NZDC: Matariki Through Dance
The New Zealand Dance Company (NZDC) presents the premiere season of Matariki for Tamariki – their first full length work specifically created to be enjoyed by children and adults alike. Known for their incredibly high calibre contemporary dance productions, this work showcases an expansion for NZDC into the realms of physical comedy, dance-theatre, and waiata to create an accessible narrative work that tells the story of the nine whetū (stars) of Matariki.
In Matariki for Tamariki, six dancers are charged with storytelling through the language of movement, exploring the unique tales of each star of the Matariki constellation, and weaving together familiar Māori myths and legends.
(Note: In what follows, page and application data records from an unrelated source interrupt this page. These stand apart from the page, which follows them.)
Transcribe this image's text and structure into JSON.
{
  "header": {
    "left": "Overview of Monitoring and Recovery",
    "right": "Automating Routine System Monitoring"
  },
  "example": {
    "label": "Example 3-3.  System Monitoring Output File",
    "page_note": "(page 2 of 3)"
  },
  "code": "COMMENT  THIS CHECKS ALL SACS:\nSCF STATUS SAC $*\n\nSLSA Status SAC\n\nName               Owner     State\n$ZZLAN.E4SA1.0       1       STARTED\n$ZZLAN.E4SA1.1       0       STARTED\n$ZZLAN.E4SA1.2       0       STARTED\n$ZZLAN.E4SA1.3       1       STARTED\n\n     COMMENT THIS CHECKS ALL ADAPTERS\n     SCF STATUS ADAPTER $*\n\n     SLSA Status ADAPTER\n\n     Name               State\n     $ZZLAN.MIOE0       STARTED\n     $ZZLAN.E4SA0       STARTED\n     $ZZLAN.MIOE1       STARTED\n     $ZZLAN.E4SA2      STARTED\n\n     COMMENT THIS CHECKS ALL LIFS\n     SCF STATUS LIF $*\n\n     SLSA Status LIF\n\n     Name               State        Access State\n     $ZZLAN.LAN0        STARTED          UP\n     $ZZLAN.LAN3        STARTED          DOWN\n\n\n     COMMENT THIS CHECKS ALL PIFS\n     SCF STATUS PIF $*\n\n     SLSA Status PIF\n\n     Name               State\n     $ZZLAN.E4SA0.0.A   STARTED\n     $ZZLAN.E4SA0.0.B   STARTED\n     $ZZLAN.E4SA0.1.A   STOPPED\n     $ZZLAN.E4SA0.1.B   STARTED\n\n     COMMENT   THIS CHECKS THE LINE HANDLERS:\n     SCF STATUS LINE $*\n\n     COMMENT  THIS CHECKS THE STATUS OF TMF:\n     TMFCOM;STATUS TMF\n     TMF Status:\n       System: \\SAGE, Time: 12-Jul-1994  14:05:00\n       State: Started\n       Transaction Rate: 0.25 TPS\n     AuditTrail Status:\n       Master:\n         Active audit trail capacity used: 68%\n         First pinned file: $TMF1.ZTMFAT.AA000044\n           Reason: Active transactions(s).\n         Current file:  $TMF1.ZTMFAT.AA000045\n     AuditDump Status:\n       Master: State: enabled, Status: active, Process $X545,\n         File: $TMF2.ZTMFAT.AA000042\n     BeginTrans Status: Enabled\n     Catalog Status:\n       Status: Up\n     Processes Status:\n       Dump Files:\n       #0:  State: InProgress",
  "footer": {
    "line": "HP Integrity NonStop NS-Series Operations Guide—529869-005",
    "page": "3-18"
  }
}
These stories have been beautifully translated into physical retellings through Sean MacDonald’s (Ngāti Kahungunu, Ngāti Raukawa, Ngāi Tahu) playful choreography, developing sequences such as the Māori creation myth of Papatūānuku and Ranginui, and a high energy fight scene between Tāwhirimātea and his brothers which forges the Matariki constellation.
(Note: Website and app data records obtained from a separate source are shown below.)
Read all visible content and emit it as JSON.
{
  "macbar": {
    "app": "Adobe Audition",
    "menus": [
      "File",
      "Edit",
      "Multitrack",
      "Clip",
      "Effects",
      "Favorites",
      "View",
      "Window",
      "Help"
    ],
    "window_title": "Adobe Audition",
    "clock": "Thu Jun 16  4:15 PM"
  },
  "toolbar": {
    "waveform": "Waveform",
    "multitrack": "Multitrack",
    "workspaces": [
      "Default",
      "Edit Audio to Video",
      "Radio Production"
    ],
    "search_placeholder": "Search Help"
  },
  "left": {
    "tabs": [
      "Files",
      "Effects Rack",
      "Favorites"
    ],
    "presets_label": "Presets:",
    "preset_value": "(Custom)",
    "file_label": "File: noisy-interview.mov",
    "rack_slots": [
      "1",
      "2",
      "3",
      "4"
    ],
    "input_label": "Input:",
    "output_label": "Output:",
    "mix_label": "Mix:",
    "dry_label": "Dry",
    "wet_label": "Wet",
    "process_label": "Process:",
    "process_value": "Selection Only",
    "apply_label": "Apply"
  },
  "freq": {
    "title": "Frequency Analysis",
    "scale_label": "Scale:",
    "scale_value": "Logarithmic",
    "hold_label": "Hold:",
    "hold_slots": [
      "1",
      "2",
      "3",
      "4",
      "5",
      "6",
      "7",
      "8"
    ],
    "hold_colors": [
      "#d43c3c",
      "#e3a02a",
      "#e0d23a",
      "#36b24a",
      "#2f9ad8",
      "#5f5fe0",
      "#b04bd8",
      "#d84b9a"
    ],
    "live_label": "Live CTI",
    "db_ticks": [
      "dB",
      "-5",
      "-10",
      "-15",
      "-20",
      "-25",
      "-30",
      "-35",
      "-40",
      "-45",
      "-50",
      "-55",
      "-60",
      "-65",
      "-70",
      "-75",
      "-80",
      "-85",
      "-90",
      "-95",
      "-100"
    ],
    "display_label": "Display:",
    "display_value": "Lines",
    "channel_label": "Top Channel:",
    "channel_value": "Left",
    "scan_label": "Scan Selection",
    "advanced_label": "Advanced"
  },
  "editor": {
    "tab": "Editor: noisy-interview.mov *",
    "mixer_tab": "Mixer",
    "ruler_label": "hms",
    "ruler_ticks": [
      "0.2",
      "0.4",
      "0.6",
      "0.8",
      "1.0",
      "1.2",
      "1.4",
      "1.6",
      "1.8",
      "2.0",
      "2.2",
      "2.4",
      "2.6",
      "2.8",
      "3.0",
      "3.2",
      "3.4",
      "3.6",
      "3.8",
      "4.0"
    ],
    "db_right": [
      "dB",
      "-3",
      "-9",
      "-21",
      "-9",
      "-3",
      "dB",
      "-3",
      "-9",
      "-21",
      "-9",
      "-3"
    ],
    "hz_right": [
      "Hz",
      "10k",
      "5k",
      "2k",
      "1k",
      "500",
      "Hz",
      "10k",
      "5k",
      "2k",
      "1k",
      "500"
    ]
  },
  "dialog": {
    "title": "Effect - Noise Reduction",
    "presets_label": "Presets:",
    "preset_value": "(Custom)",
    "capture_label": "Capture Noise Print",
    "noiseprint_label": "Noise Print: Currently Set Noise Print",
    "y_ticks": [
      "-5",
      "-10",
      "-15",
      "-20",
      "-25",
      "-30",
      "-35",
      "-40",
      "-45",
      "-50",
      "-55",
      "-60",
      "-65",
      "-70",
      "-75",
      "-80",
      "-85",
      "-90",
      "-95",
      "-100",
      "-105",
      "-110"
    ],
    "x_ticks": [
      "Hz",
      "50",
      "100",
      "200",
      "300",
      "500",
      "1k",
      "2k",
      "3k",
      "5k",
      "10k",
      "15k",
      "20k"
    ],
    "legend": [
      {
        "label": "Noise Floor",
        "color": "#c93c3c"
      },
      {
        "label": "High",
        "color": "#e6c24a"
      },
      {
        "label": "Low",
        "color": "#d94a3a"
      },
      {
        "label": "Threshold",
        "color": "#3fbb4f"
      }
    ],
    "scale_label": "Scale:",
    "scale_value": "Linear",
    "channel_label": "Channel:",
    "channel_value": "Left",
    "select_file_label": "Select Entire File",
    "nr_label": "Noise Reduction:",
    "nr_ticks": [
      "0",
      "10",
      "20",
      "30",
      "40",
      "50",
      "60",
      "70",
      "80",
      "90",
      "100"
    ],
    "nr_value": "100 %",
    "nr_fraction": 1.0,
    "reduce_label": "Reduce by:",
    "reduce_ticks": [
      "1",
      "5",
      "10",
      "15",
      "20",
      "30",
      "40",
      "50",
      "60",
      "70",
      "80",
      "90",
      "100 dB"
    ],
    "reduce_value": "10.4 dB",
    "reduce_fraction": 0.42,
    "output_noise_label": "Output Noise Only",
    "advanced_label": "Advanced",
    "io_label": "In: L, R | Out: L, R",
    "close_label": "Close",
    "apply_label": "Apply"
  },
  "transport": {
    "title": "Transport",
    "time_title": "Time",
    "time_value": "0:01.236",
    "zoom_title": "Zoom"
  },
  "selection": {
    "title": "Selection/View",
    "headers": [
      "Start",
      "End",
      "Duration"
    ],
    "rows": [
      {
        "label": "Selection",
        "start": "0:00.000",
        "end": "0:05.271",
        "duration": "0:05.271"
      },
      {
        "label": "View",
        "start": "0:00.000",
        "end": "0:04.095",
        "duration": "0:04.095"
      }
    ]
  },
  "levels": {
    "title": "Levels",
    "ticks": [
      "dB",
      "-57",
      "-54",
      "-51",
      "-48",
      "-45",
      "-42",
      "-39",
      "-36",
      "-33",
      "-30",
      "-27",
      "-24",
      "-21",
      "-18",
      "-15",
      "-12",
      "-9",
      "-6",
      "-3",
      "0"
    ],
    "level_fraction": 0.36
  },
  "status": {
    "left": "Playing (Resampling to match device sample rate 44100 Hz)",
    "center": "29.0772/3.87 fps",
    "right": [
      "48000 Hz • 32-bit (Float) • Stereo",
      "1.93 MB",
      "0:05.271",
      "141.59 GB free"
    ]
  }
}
The work has been choreographed by Sean MacDonald, a senior seasoned Māori dancer and choreographer who has been dancing professionally since the 90s and was a founding member of Black Grace Dance Company. Sean developed a short work in 2018 for NZDC titled Kaleidoscope that was magical, moving, and unmistakably of Aotearoa. Sensing the opportunity to develop the work further to engage meaningfully with local artists and audiences, Kaleidoscope has had a new life with Matariki for Tamariki – a 60-minute piece to be presented for all to experience in a high quality, whole whānau programme.
Speaking about the work, Sean says: “It has been a really wonderful process creating a work that is geared for our tamariki during this Matariki season. The performing arts inspire something in each individual, especially our very honest young people, who need to be exposed from an early age to watching and participating in its magic. You never know who you might touch and provide the "lightbulb" moment for through your mahi."
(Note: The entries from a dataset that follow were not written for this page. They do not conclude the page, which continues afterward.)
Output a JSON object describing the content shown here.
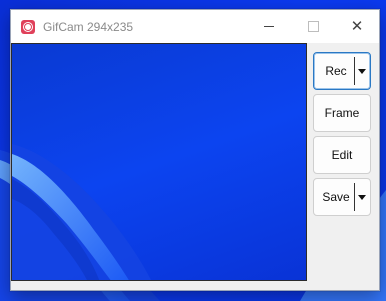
{
  "window": {
    "title": "GifCam 294x235"
  },
  "titlebar": {
    "app_icon": "camera-icon",
    "minimize_icon": "minimize-icon",
    "maximize_icon": "maximize-icon",
    "close_icon": "close-icon",
    "close_glyph": "✕"
  },
  "side_panel": {
    "rec_label": "Rec",
    "frame_label": "Frame",
    "edit_label": "Edit",
    "save_label": "Save",
    "dropdown_icon": "chevron-down-icon"
  },
  "colors": {
    "accent_border": "#2a78c4",
    "app_icon": "#e0405a",
    "wallpaper_blue": "#0b3af0"
  }
}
Performing this innovative new work are some of NZDC’s most elite artists – Chrissy Kokiri (Te Arawa), Carl Tolentino, and Katie Rudd who have been full-time with the Company since 2016, joined by Eddie Elliott (Ngāti Maniapoto) who last danced with NZDC for the international tour of Lumina in 2018, newcomer Ngaere Jenkins (Ngāti Kahungunu, Ngāti Tuwharetoa) who is a recent graduate of the New Zealand School of Dance, and Taniora Motutere (Te Rarawa, Ngā Puhi, Ngāti Whātua, Ngāti Porou, Ngāti Tuwharetoa) who makes his NZDC return in this energetic new work.
Travelling through the season as the Matariki constellation that signals the Māori New Year dawns and sets, an essential part of the work explores into the relationship between voyages, nature and the cosmos. To create Aotearoa’s landscape that the dancers traverse, evocative costume and set design by Rona Ngahuia Osborne and spectacular sound design by Alistair Deverick (Boycrush) combine to form lush ngahere (forests), mighty maunga (mountains), and majestic moana (oceans), along with seasonal changes of flora and fauna.
An exciting element of these performances are the two affiliated Youth Winter Schools – one at each venue – for aspiring dancers ages 12 years and older. Students “live a week in the life” of NZDC’s professional dancers, participating in daily contemporary technique and creative choreography sessions, culminating in a rare opportunity to perform alongside NZDC Company members in Matariki for Tamariki. Applications are still open for the two separate Youth Winter Schools, to be held at the Bruce Mason Centre July 8-13 and Māngere Arts Centre July 15-20, with limited “pay what you can” options are available for young people. in need through funding from Youthtown and Chisholm. Shona McCullagh, NZDC’s Artistic Director & Chief Executive is delighted to be staging this work for Auckland’s families, fully aware of the profound impact this can have on the next generation, saying: “Dance has the power to transform lives through developing discipline, responsibility, reliability, tenacity, self-expression, confidence, sense of identity and connectedness to ourselves and the world around us.”
Proudly a part of Auckland’s Matariki Festival and Auckland Live Kids 2019, Matariki for Tamariki has two runs this winter. NZDC returns to the North Shore’s Bruce Mason Centre as part of the Auckland Live Kids 2019 Programme for three performances, one being “relaxed” for individuals with specific sensory needs, July 12 & 13 and perform their debut season with three performances at the Māngere Arts Centre on July 19 & 20.
Visit www.nzdc.org.nz/matariki-for-tamariki/ for tickets and information